(Interface dataset entries)
———
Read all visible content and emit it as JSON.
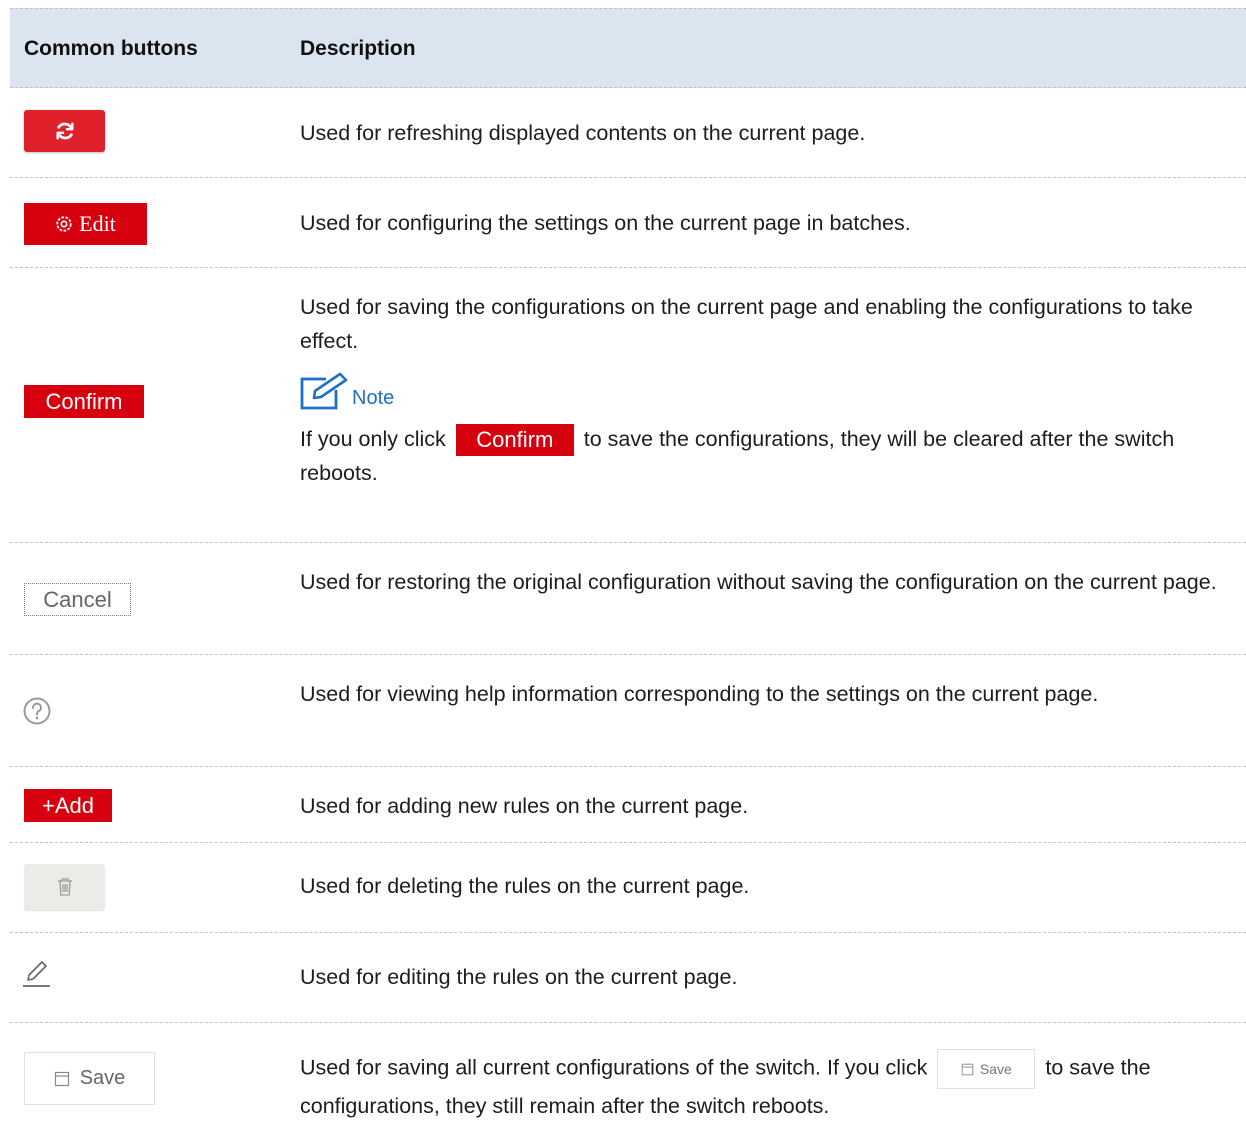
{
  "header": {
    "col1": "Common buttons",
    "col2": "Description"
  },
  "rows": {
    "refresh": {
      "icon": "refresh-icon",
      "desc": "Used for refreshing displayed contents on the current page."
    },
    "edit": {
      "label": "Edit",
      "icon": "gear-icon",
      "desc": "Used for configuring the settings on the current page in batches."
    },
    "confirm": {
      "label": "Confirm",
      "desc1": "Used for saving the configurations on the current page and enabling the configurations to take effect.",
      "note_label": "Note",
      "note_before": "If you only click",
      "note_button": "Confirm",
      "note_after": "to save the configurations, they will be cleared after the switch reboots."
    },
    "cancel": {
      "label": "Cancel",
      "desc": "Used for restoring the original configuration without saving the configuration on the current page."
    },
    "help": {
      "icon": "help-icon",
      "desc": "Used for viewing help information corresponding to the settings on the current page."
    },
    "add": {
      "label": "+Add",
      "desc": "Used for adding new rules on the current page."
    },
    "delete": {
      "icon": "trash-icon",
      "desc": "Used for deleting the rules on the current page."
    },
    "editrule": {
      "icon": "pencil-icon",
      "desc": "Used for editing the rules on the current page."
    },
    "save": {
      "label": "Save",
      "icon": "save-icon",
      "desc_before": "Used for saving all current configurations of the switch. If you click",
      "inline_label": "Save",
      "desc_after": "to save the configurations, they still remain after the switch reboots."
    }
  },
  "colors": {
    "accent_red": "#d7000f",
    "header_bg": "#dbe5f0",
    "note_blue": "#1f6fc8"
  }
}
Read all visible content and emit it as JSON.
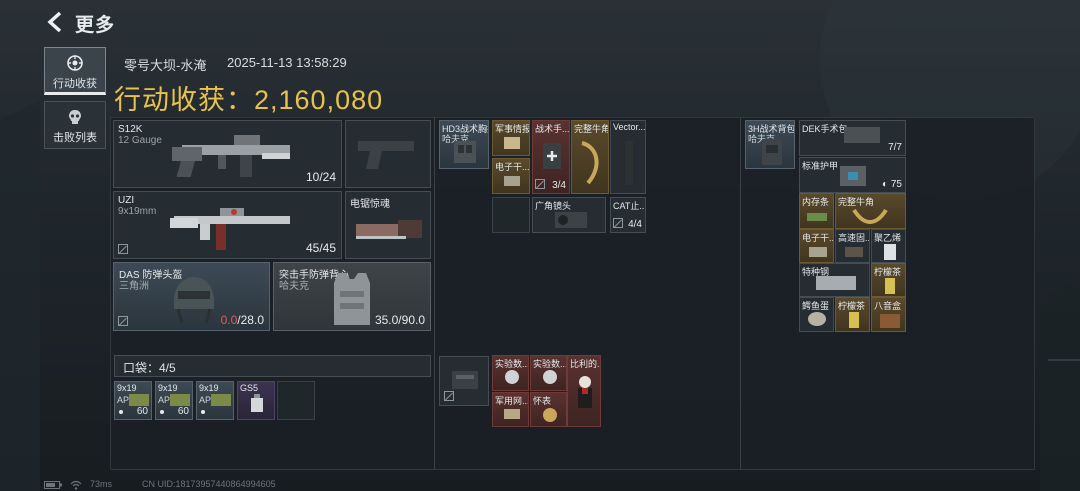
{
  "header": {
    "title": "更多"
  },
  "nav": {
    "tabs": [
      {
        "label": "行动收获",
        "active": true
      },
      {
        "label": "击败列表",
        "active": false
      }
    ]
  },
  "match": {
    "map": "零号大坝-水淹",
    "datetime": "2025-11-13 13:58:29",
    "haul_label": "行动收获：",
    "haul_value": "2,160,080"
  },
  "loadout": {
    "primary": {
      "name": "S12K",
      "caliber": "12 Gauge",
      "ammo": "10/24"
    },
    "secondary": {
      "name": "UZI",
      "caliber": "9x19mm",
      "ammo": "45/45"
    },
    "melee": {
      "name": "电锯惊魂"
    },
    "helmet": {
      "name": "DAS 防弹头盔",
      "sub": "三角洲",
      "dur_current": "0.0",
      "dur_max": "/28.0"
    },
    "armor": {
      "name": "突击手防弹背心",
      "sub": "哈夫克",
      "durability": "35.0/90.0"
    }
  },
  "pocket": {
    "label": "口袋：4/5",
    "items": [
      {
        "name": "9x19",
        "sub": "AP弹",
        "count": "60"
      },
      {
        "name": "9x19",
        "sub": "AP弹",
        "count": "60"
      },
      {
        "name": "9x19",
        "sub": "AP弹",
        "count": ""
      },
      {
        "name": "GS5",
        "sub": "",
        "count": ""
      }
    ]
  },
  "chest_rig": {
    "name": "HD3战术胸挂",
    "sub": "哈夫克",
    "items": [
      {
        "name": "军事情报"
      },
      {
        "name": "战术手..."
      },
      {
        "name": "完整牛角"
      },
      {
        "name": "Vector..."
      },
      {
        "name": "电子干..."
      },
      {
        "name": "3/4"
      },
      {
        "name": "广角镜头"
      },
      {
        "name": "CAT止..."
      },
      {
        "name": "4/4"
      }
    ]
  },
  "backpack_small": {
    "items": [
      {
        "name": "实验数..."
      },
      {
        "name": "实验数..."
      },
      {
        "name": "比利的..."
      },
      {
        "name": "军用网..."
      },
      {
        "name": "怀表"
      }
    ]
  },
  "backpack": {
    "name": "3H战术背包",
    "sub": "哈夫克",
    "items": [
      {
        "name": "DEK手术包",
        "count": "7/7"
      },
      {
        "name": "标准护甲",
        "count": "75"
      },
      {
        "name": "内存条"
      },
      {
        "name": "完整牛角"
      },
      {
        "name": "电子干..."
      },
      {
        "name": "高速固..."
      },
      {
        "name": "聚乙烯"
      },
      {
        "name": "特种钢"
      },
      {
        "name": "柠檬茶"
      },
      {
        "name": "鳄鱼蛋"
      },
      {
        "name": "柠檬茶"
      },
      {
        "name": "八音盒"
      }
    ]
  },
  "footer": {
    "ping": "73ms",
    "uid": "CN UID:18173957440864994605"
  }
}
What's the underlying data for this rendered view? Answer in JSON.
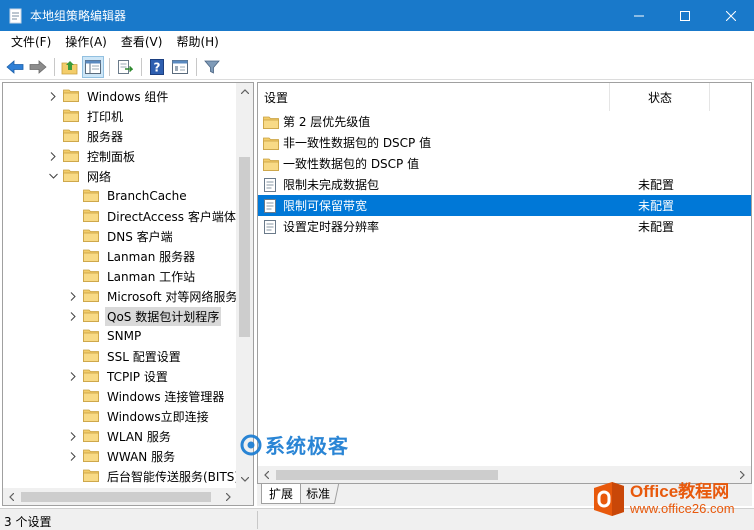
{
  "window": {
    "title": "本地组策略编辑器",
    "accent": "#1979ca"
  },
  "menu": [
    "文件(F)",
    "操作(A)",
    "查看(V)",
    "帮助(H)"
  ],
  "toolbar": {
    "buttons": [
      "back-icon",
      "forward-icon",
      "up-folder-icon",
      "show-tree-icon",
      "export-list-icon",
      "help-icon",
      "properties-icon",
      "filter-icon"
    ]
  },
  "tree": {
    "items": [
      {
        "label": "Windows 组件",
        "expander": "right",
        "indent": 0
      },
      {
        "label": "打印机",
        "expander": "none",
        "indent": 0
      },
      {
        "label": "服务器",
        "expander": "none",
        "indent": 0
      },
      {
        "label": "控制面板",
        "expander": "right",
        "indent": 0
      },
      {
        "label": "网络",
        "expander": "down",
        "indent": 0
      },
      {
        "label": "BranchCache",
        "expander": "none",
        "indent": 1
      },
      {
        "label": "DirectAccess 客户端体验",
        "expander": "none",
        "indent": 1
      },
      {
        "label": "DNS 客户端",
        "expander": "none",
        "indent": 1
      },
      {
        "label": "Lanman 服务器",
        "expander": "none",
        "indent": 1
      },
      {
        "label": "Lanman 工作站",
        "expander": "none",
        "indent": 1
      },
      {
        "label": "Microsoft 对等网络服务",
        "expander": "right",
        "indent": 1
      },
      {
        "label": "QoS 数据包计划程序",
        "expander": "right",
        "indent": 1,
        "selected": true
      },
      {
        "label": "SNMP",
        "expander": "none",
        "indent": 1
      },
      {
        "label": "SSL 配置设置",
        "expander": "none",
        "indent": 1
      },
      {
        "label": "TCPIP 设置",
        "expander": "right",
        "indent": 1
      },
      {
        "label": "Windows 连接管理器",
        "expander": "none",
        "indent": 1
      },
      {
        "label": "Windows立即连接",
        "expander": "none",
        "indent": 1
      },
      {
        "label": "WLAN 服务",
        "expander": "right",
        "indent": 1
      },
      {
        "label": "WWAN 服务",
        "expander": "right",
        "indent": 1
      },
      {
        "label": "后台智能传送服务(BITS)",
        "expander": "none",
        "indent": 1
      }
    ]
  },
  "list": {
    "columns": [
      "设置",
      "状态"
    ],
    "rows": [
      {
        "name": "第 2 层优先级值",
        "state": "",
        "type": "folder"
      },
      {
        "name": "非一致性数据包的 DSCP 值",
        "state": "",
        "type": "folder"
      },
      {
        "name": "一致性数据包的 DSCP 值",
        "state": "",
        "type": "folder"
      },
      {
        "name": "限制未完成数据包",
        "state": "未配置",
        "type": "setting"
      },
      {
        "name": "限制可保留带宽",
        "state": "未配置",
        "type": "setting",
        "selected": true
      },
      {
        "name": "设置定时器分辨率",
        "state": "未配置",
        "type": "setting"
      }
    ]
  },
  "tabs": [
    "扩展",
    "标准"
  ],
  "status": {
    "text": "3 个设置"
  },
  "watermarks": {
    "center": "系统极客",
    "brand": "Office教程网",
    "url": "www.office26.com"
  },
  "colors": {
    "selection": "#0078d7",
    "tree_selection": "#d9d9d9",
    "folder": "#f3cd6a",
    "watermark_blue": "#1f7fd3",
    "watermark_orange": "#e8590c"
  }
}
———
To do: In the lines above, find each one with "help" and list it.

Solution to this problem:
    "help": {
      "icon": "help-icon",
      "desc": "Used for viewing help information corresponding to the settings on the current page."
      "help-icon",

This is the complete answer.